[Start of section]

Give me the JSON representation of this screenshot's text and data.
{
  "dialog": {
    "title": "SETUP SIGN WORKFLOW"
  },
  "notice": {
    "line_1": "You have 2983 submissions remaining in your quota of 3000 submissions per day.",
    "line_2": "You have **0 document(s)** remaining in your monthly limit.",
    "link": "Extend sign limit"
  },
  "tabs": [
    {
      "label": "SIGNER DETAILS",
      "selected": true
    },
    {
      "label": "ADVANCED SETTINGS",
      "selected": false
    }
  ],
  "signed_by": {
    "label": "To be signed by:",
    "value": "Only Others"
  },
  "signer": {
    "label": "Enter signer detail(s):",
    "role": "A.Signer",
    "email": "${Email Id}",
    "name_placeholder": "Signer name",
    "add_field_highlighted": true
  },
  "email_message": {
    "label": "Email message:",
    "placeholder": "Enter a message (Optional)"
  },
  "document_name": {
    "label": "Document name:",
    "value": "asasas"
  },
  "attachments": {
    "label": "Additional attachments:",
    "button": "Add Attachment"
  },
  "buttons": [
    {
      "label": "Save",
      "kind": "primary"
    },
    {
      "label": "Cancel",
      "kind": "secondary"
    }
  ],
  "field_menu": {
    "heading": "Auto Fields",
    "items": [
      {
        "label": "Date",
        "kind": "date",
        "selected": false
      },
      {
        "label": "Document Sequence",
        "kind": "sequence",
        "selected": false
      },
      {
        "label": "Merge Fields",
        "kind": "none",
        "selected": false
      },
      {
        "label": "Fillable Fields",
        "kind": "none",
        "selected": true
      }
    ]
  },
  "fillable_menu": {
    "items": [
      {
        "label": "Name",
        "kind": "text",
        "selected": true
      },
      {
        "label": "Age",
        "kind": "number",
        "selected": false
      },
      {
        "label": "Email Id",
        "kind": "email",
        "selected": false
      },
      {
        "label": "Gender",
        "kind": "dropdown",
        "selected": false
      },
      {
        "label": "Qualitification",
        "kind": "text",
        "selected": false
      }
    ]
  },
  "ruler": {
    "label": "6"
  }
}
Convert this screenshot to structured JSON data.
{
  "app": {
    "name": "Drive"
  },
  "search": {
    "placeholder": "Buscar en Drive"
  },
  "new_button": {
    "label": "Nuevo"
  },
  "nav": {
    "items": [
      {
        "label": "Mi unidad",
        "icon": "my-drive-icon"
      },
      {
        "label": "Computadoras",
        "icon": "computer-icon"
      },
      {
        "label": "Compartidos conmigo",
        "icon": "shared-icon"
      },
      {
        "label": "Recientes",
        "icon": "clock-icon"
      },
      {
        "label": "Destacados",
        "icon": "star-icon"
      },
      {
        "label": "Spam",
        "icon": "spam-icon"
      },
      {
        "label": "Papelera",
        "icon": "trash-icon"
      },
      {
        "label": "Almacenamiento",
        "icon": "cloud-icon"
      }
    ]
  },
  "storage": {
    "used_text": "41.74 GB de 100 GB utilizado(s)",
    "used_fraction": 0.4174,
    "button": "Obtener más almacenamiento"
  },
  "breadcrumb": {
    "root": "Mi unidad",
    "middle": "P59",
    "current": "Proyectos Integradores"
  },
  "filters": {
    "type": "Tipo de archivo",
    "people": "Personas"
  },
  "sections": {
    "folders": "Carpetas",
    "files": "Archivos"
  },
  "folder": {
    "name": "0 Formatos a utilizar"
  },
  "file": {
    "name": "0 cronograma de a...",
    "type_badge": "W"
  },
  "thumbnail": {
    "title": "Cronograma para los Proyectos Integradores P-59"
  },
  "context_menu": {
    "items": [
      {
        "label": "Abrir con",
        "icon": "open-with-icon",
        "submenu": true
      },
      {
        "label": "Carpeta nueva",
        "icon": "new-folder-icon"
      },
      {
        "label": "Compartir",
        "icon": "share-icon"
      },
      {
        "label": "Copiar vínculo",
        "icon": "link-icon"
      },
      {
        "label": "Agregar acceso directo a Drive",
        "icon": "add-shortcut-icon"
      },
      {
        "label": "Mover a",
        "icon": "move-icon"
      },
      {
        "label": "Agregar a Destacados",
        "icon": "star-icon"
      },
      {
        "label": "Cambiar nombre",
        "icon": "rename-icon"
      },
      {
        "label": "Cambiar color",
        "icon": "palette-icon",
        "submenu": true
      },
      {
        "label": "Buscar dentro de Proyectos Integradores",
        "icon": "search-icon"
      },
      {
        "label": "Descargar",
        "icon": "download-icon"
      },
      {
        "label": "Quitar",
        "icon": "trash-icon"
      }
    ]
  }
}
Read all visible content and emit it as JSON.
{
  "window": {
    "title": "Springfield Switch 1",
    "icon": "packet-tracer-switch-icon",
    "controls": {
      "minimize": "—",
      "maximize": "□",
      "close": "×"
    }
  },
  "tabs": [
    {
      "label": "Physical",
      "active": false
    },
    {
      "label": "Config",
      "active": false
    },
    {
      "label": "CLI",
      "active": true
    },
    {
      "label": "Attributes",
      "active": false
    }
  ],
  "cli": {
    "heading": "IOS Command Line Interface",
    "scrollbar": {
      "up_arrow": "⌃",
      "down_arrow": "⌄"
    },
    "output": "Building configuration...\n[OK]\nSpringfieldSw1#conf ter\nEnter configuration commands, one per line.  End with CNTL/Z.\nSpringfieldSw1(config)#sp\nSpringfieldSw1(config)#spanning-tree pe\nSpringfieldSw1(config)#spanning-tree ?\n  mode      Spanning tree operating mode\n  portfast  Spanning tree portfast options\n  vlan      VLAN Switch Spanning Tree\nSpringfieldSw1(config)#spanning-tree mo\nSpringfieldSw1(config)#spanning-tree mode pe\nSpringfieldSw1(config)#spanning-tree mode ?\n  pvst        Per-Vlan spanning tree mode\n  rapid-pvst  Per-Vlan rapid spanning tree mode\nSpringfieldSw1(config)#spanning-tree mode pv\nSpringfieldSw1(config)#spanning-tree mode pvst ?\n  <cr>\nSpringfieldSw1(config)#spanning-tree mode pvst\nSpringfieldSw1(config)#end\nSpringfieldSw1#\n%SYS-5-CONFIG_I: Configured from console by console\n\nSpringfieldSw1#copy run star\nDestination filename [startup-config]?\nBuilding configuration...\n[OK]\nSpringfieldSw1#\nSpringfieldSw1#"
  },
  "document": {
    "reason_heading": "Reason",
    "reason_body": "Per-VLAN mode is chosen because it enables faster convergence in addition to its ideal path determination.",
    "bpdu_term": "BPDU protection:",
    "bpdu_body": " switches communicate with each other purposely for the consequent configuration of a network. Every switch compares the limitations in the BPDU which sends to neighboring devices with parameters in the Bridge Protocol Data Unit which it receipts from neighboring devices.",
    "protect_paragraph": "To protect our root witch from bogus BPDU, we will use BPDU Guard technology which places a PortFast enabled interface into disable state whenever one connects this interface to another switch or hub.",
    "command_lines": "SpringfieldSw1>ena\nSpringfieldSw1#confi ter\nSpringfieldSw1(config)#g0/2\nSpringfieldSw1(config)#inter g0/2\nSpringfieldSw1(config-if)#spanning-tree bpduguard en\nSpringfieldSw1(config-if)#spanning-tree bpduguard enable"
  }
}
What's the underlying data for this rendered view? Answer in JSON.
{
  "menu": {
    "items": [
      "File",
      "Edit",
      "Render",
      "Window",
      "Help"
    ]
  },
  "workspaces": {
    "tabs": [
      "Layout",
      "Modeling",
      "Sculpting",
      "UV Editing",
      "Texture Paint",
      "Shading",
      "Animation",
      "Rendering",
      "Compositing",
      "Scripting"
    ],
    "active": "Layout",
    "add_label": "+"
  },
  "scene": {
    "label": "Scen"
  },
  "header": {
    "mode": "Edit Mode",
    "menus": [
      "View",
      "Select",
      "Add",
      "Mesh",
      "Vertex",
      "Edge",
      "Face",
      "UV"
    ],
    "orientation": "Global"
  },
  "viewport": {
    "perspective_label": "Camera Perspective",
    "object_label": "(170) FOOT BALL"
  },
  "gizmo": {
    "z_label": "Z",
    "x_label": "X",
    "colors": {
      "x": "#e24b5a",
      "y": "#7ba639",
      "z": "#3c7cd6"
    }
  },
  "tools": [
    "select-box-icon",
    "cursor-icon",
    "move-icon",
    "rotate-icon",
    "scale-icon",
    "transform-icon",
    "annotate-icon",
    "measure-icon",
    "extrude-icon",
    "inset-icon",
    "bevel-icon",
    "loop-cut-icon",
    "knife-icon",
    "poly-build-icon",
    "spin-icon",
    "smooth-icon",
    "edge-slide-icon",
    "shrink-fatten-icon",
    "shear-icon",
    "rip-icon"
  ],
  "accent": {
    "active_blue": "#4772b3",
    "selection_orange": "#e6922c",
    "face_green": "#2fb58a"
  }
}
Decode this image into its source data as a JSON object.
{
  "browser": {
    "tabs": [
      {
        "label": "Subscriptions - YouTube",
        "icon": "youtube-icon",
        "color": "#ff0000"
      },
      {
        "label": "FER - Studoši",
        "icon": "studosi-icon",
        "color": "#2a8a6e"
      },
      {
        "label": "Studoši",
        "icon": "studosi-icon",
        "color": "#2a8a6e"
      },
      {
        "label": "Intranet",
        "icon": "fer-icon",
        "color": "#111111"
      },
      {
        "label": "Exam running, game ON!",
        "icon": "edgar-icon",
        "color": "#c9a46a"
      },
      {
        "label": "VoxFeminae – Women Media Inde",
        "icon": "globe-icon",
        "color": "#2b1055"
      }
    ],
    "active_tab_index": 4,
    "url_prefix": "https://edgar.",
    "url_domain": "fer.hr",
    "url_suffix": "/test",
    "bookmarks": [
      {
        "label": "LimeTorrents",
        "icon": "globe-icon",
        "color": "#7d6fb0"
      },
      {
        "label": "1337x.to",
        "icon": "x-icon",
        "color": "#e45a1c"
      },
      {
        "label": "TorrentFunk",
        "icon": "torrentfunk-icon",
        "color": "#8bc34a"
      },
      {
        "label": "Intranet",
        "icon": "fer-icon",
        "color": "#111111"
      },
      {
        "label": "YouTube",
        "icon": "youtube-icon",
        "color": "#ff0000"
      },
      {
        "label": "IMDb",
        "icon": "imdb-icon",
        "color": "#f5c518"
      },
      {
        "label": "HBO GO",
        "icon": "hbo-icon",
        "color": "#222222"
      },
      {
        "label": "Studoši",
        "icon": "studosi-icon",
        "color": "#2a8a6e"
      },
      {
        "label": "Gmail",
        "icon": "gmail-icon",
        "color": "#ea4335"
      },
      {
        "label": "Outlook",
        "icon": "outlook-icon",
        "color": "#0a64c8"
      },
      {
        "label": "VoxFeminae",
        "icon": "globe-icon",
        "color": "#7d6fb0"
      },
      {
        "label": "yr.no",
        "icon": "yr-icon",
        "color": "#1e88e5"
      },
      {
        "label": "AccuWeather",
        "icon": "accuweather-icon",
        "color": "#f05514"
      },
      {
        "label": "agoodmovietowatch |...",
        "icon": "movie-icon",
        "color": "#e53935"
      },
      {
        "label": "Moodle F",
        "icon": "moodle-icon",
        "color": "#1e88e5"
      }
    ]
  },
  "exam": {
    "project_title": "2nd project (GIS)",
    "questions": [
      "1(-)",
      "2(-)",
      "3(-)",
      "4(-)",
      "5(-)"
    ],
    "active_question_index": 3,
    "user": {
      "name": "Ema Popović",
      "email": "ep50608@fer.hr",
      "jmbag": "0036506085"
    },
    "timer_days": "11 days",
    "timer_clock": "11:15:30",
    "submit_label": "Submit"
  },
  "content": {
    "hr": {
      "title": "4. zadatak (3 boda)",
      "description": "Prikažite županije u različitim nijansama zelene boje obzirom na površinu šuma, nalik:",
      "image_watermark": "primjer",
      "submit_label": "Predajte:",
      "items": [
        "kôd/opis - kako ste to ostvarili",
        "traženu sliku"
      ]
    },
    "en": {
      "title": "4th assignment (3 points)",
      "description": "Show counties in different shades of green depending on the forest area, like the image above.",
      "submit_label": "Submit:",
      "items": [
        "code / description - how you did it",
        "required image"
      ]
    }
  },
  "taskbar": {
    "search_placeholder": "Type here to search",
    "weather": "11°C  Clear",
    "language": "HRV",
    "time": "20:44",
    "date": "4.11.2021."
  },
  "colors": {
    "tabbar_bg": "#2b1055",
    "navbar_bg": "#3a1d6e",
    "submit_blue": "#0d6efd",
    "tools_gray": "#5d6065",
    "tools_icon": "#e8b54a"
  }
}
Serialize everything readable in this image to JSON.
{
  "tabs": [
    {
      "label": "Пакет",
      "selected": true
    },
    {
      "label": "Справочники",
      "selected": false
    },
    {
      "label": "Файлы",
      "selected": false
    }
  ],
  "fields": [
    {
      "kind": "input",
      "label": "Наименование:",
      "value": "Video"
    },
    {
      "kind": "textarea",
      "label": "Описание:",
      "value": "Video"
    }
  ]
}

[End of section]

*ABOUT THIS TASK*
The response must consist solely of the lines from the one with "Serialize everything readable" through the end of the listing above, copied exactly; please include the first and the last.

*TASK OUTPUT*
Serialize everything readable in this image to JSON.
{
  "tabs": [
    {
      "label": "Пакет",
      "selected": true
    },
    {
      "label": "Справочники",
      "selected": false
    },
    {
      "label": "Файлы",
      "selected": false
    }
  ],
  "fields": [
    {
      "kind": "input",
      "label": "Наименование:",
      "value": "Video"
    },
    {
      "kind": "textarea",
      "label": "Описание:",
      "value": "Video"
    }
  ]
}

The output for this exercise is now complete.